Only Jesus gives life.
For those of you who read my
humble column regularly, you know that this is a statement I like to
quote often. The reason is simple. Not even the best writer can give
life. Only Jesus gives life. Not even a church ministry, no matter how
wonderful it might be, can give life. Again, the same rule applies—only
Jesus gives life. Accepting and then understanding this simple truth is
perhaps the most important key to developing a fruitful writing
I first came to understand this
vital concept after attending a weeklong training program, Sumer
Institute, in my early years with Youth for Christ. I went to the
training with a terrible attitude. I was forced to leave behind my poor
wife, who was in her third trimester of pregnancy, to care for our
overly rambunctious toddler son on her own. Moreover, I also had to
leave my Campus Life ministry and my church youth group in the hands of
my leaders, each with busy lives of their own.
“This is a waste of time,” I
complained to a colleague before I left. “What are they going to teach
us that we don’t already know?”
After arriving in Denver I
quickly identified a few faces I knew. Like me, they wore the same
I-don’t-want-to-be-here expression on their faces that was encrusted on
my own. Anyone who has been forced to attend one too many conferences
and seminars where the same information is parroted again and again and
again will understand what I mean. Even worse, crowding around me were
hundreds of thoroughly excited, newly minted youth workers. Most of
these seemed like babies to me, hardly old enough to begin a career in
youth ministry. But likely as not, these kids looked at me in reverse,
wondering what the old guy (I was thirtysomething) was here for.
I remember walking into the
lecture hall and securing a seat as far removed as I possibly could. I
cringed as the meeting started with a typical youth-oriented,
crowd-breaker exercise. Rah-rah-rah! By the time the main speaker
stepped forward, I was doing my best to shut him out by going to my own
special happy place, hundreds of miles away, with my darling wife and
children. But somehow, the speaker’s words filtered through.
“Hello! My name is Bill Muir,
and I am the Executive Vice President of Youth for Christ USA, and this
year I was selected to give the ‘only Jesus gives life’ message. Please
open your Bibles to John, chapter fifteen and verse one. Let me begin
by saying that you
can be the best youth leader in
the world, with
thousands of kids coming out, but only Jesus can give life. Or you can
become the best pastor in the whole world
and you can have a hugely
successful ministry, but only Jesus can give life.” Then he had us
follow along as he read aloud the passage: “I am the vine; you are the
branches. If a man remains in me and I in him, he will bear much fruit;
apart from me you can do nothing” (NIV).
Mr. Muir explained that our
number-one duty as ministers of Christ was to focus our lives on our
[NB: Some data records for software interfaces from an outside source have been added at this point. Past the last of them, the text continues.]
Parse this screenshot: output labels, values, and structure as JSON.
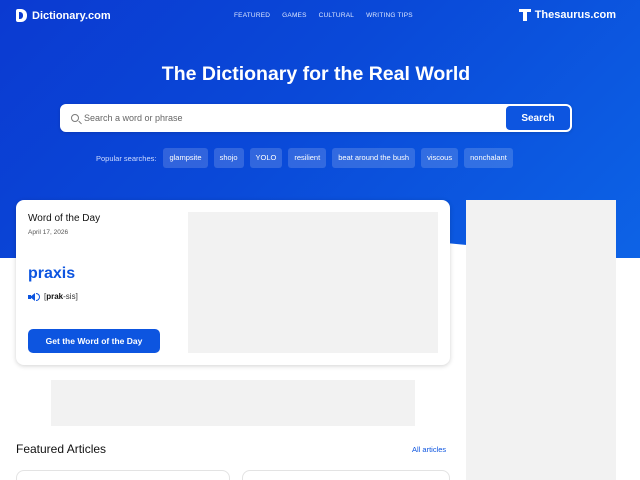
{
  "header": {
    "logo": "Dictionary.com",
    "nav": [
      "FEATURED",
      "GAMES",
      "CULTURAL",
      "WRITING TIPS"
    ],
    "thesaurus": "Thesaurus.com"
  },
  "hero": {
    "headline": "The Dictionary for the Real World",
    "search": {
      "placeholder": "Search a word or phrase",
      "button": "Search"
    },
    "popular_label": "Popular searches:",
    "popular": [
      "glampsite",
      "shojo",
      "YOLO",
      "resilient",
      "beat around the bush",
      "viscous",
      "nonchalant"
    ]
  },
  "word_of_the_day": {
    "title": "Word of the Day",
    "date": "April 17, 2026",
    "word": "praxis",
    "pron_open": "[",
    "pron_stress": "prak",
    "pron_rest": "-sis]",
    "button": "Get the Word of the Day"
  },
  "featured": {
    "title": "Featured Articles",
    "all_link": "All articles"
  },
  "colors": {
    "brand_blue": "#0d55e0",
    "hero_dark": "#0b3ad1",
    "ad_gray": "#f2f2f2"
  }
}
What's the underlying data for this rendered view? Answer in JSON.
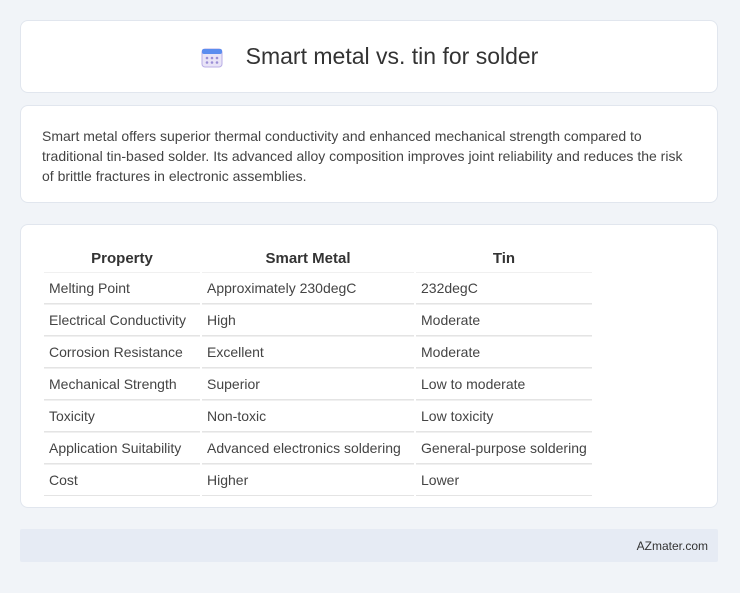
{
  "header": {
    "title": "Smart metal vs. tin for solder",
    "icon": "calendar-icon"
  },
  "description": "Smart metal offers superior thermal conductivity and enhanced mechanical strength compared to traditional tin-based solder. Its advanced alloy composition improves joint reliability and reduces the risk of brittle fractures in electronic assemblies.",
  "table": {
    "headers": [
      "Property",
      "Smart Metal",
      "Tin"
    ],
    "rows": [
      [
        "Melting Point",
        "Approximately 230degC",
        "232degC"
      ],
      [
        "Electrical Conductivity",
        "High",
        "Moderate"
      ],
      [
        "Corrosion Resistance",
        "Excellent",
        "Moderate"
      ],
      [
        "Mechanical Strength",
        "Superior",
        "Low to moderate"
      ],
      [
        "Toxicity",
        "Non-toxic",
        "Low toxicity"
      ],
      [
        "Application Suitability",
        "Advanced electronics soldering",
        "General-purpose soldering"
      ],
      [
        "Cost",
        "Higher",
        "Lower"
      ]
    ]
  },
  "footer": {
    "brand": "AZmater.com"
  }
}
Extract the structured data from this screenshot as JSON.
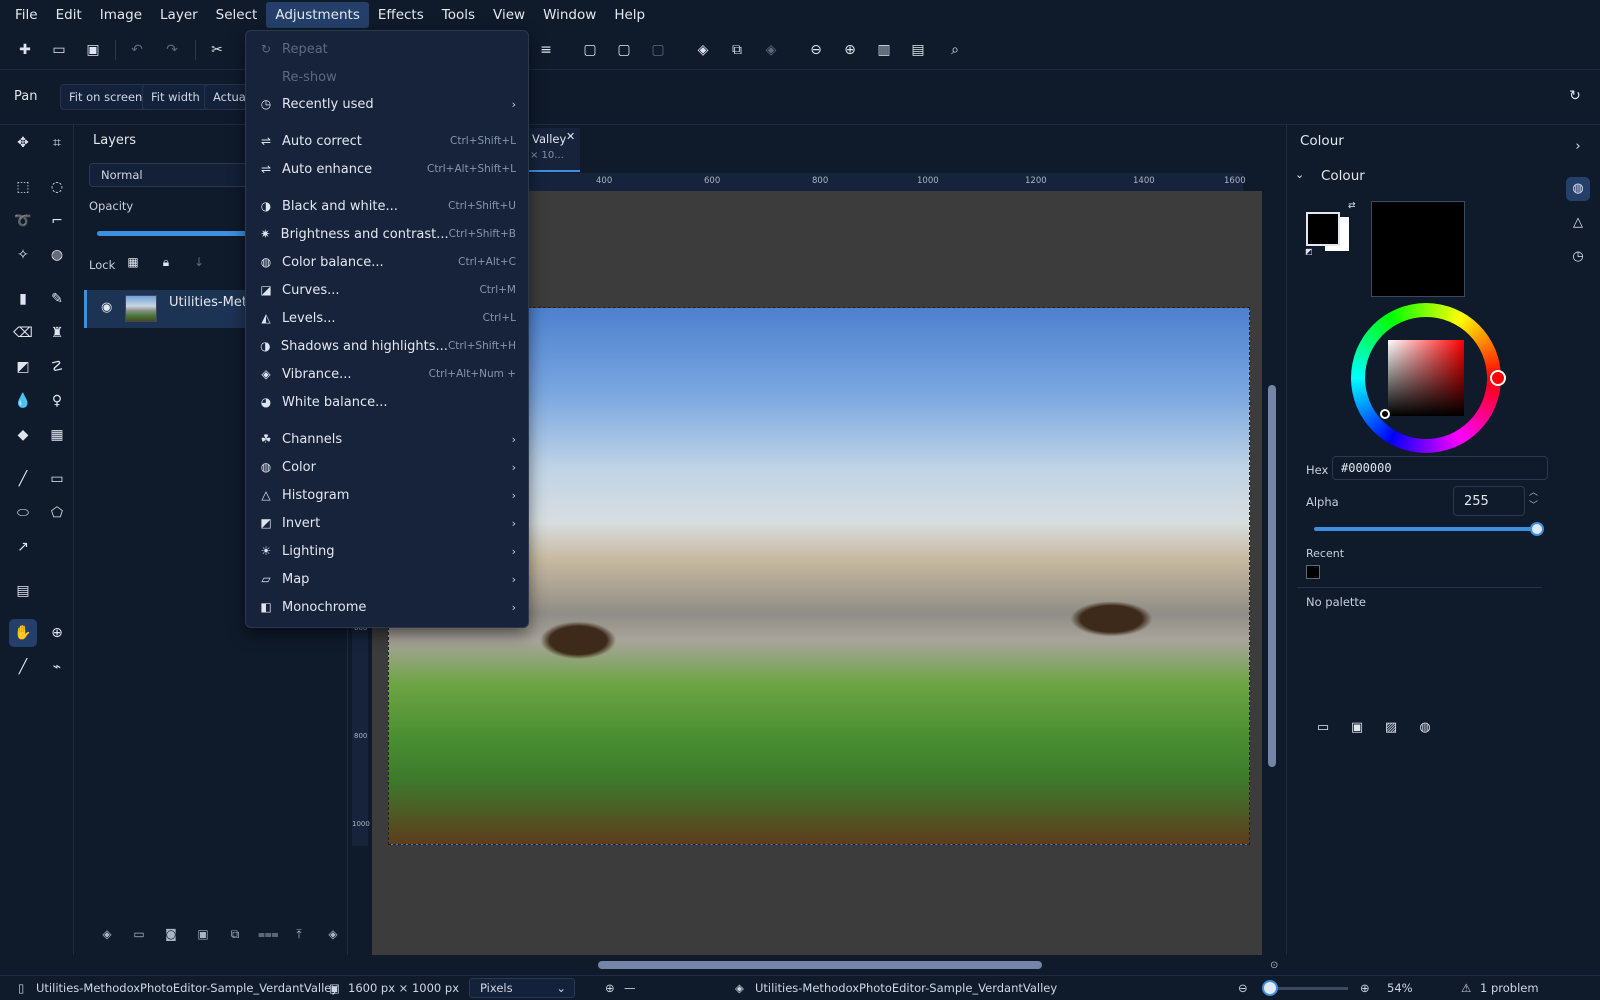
{
  "menubar": [
    "File",
    "Edit",
    "Image",
    "Layer",
    "Select",
    "Adjustments",
    "Effects",
    "Tools",
    "View",
    "Window",
    "Help"
  ],
  "toolbar_icons": [
    "new-icon",
    "open-icon",
    "save-icon",
    "undo-icon",
    "redo-icon",
    "cut-icon"
  ],
  "toolbar_icons_right": [
    "align-icon",
    "select-all-icon",
    "deselect-icon",
    "invert-selection-icon",
    "layers-icon",
    "duplicate-icon",
    "merge-icon",
    "zoom-out-icon",
    "zoom-in-icon",
    "fit-width-icon",
    "actual-size-icon",
    "search-icon"
  ],
  "options": {
    "tool": "Pan",
    "buttons": [
      "Fit on screen",
      "Fit width",
      "Actual"
    ]
  },
  "layers": {
    "title": "Layers",
    "blend_mode": "Normal",
    "opacity_label": "Opacity",
    "opacity_value": 1.0,
    "lock_label": "Lock",
    "layer_name": "Utilities-Metho"
  },
  "document": {
    "tab_title": "Valley",
    "tab_size": "× 10...",
    "ruler_top": [
      "400",
      "600",
      "800",
      "1000",
      "1200",
      "1400",
      "1600"
    ],
    "ruler_left": [
      "600",
      "800",
      "1000"
    ]
  },
  "adjustments_menu": [
    {
      "icon": "repeat-icon",
      "label": "Repeat",
      "shortcut": "",
      "disabled": true,
      "submenu": false
    },
    {
      "icon": "",
      "label": "Re-show",
      "shortcut": "",
      "disabled": true,
      "submenu": false
    },
    {
      "icon": "clock-icon",
      "label": "Recently used",
      "shortcut": "",
      "disabled": false,
      "submenu": true
    },
    {
      "icon": "sliders-icon",
      "label": "Auto correct",
      "shortcut": "Ctrl+Shift+L",
      "disabled": false,
      "submenu": false
    },
    {
      "icon": "sliders-icon",
      "label": "Auto enhance",
      "shortcut": "Ctrl+Alt+Shift+L",
      "disabled": false,
      "submenu": false
    },
    {
      "icon": "half-circle-icon",
      "label": "Black and white...",
      "shortcut": "Ctrl+Shift+U",
      "disabled": false,
      "submenu": false
    },
    {
      "icon": "sun-icon",
      "label": "Brightness and contrast...",
      "shortcut": "Ctrl+Shift+B",
      "disabled": false,
      "submenu": false
    },
    {
      "icon": "palette-icon",
      "label": "Color balance...",
      "shortcut": "Ctrl+Alt+C",
      "disabled": false,
      "submenu": false
    },
    {
      "icon": "curves-icon",
      "label": "Curves...",
      "shortcut": "Ctrl+M",
      "disabled": false,
      "submenu": false
    },
    {
      "icon": "levels-icon",
      "label": "Levels...",
      "shortcut": "Ctrl+L",
      "disabled": false,
      "submenu": false
    },
    {
      "icon": "half-circle-icon",
      "label": "Shadows and highlights...",
      "shortcut": "Ctrl+Shift+H",
      "disabled": false,
      "submenu": false
    },
    {
      "icon": "drop-icon",
      "label": "Vibrance...",
      "shortcut": "Ctrl+Alt+Num +",
      "disabled": false,
      "submenu": false
    },
    {
      "icon": "white-balance-icon",
      "label": "White balance...",
      "shortcut": "",
      "disabled": false,
      "submenu": false
    },
    {
      "icon": "channels-icon",
      "label": "Channels",
      "shortcut": "",
      "disabled": false,
      "submenu": true
    },
    {
      "icon": "palette-icon",
      "label": "Color",
      "shortcut": "",
      "disabled": false,
      "submenu": true
    },
    {
      "icon": "histogram-icon",
      "label": "Histogram",
      "shortcut": "",
      "disabled": false,
      "submenu": true
    },
    {
      "icon": "invert-icon",
      "label": "Invert",
      "shortcut": "",
      "disabled": false,
      "submenu": true
    },
    {
      "icon": "lighting-icon",
      "label": "Lighting",
      "shortcut": "",
      "disabled": false,
      "submenu": true
    },
    {
      "icon": "map-icon",
      "label": "Map",
      "shortcut": "",
      "disabled": false,
      "submenu": true
    },
    {
      "icon": "monochrome-icon",
      "label": "Monochrome",
      "shortcut": "",
      "disabled": false,
      "submenu": true
    }
  ],
  "colour": {
    "panel_title": "Colour",
    "section_title": "Colour",
    "primary": "#000000",
    "secondary": "#ffffff",
    "hex_label": "Hex",
    "hex_value": "#000000",
    "alpha_label": "Alpha",
    "alpha_value": "255",
    "recent_label": "Recent",
    "no_palette": "No palette"
  },
  "status": {
    "file": "Utilities-MethodoxPhotoEditor-Sample_VerdantValley",
    "size": "1600 px × 1000 px",
    "units": "Pixels",
    "cursor": "—",
    "layer": "Utilities-MethodoxPhotoEditor-Sample_VerdantValley",
    "zoom": "54%",
    "problems": "1 problem"
  }
}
relationship with Jesus, and only then would the fruit follow. It was
not about how great we were in our own strength. In fact, we could be
the best preacher in the whole world and even have hoards of highly
entertained followers, but the only fruit that counted was tied to our
personal relationship with Jesus.
As he continued to speak, it
felt as if scales had fallen from my eyes. Suddenly, I could see it all
so clearly. In all the years of my ministry, I had sought to do the
best job I could—believing that by working and praying hard, I could
build a successful ministry. I prayed silently in my seat, asking the
Lord to forgive me. It didn’t take any convincing to get me to see that
I had been too busy doing the ministry God had called me to rather than
spending time with God.
What happened to me that day in
Denver, Colorado, in early 1990 has forever revolutionized my ministry
as a youth minister and also now as a writer. My success, as measured
by God, pivots on the state of my relationship with God. Only by
investing time nurturing my walk with God by reading His Word, praying,
and submitting to His discipline am I guaranteed to bear fruit.
It is the hope and prayer of
nearly every inspirational novelist that God will use his or her work
to change the lives of readers. Yes, it has everything to do with
writing well. If not, nobody would even care to finish our novels. But
above all else, the most important thing we can do as inspirational
novelists is to abide in Christ—in other words, to nurture a life of
relationship with Jesus.
That’s all for this month. Until
next we cross our paths, don’t forget: Only Jesus gives life.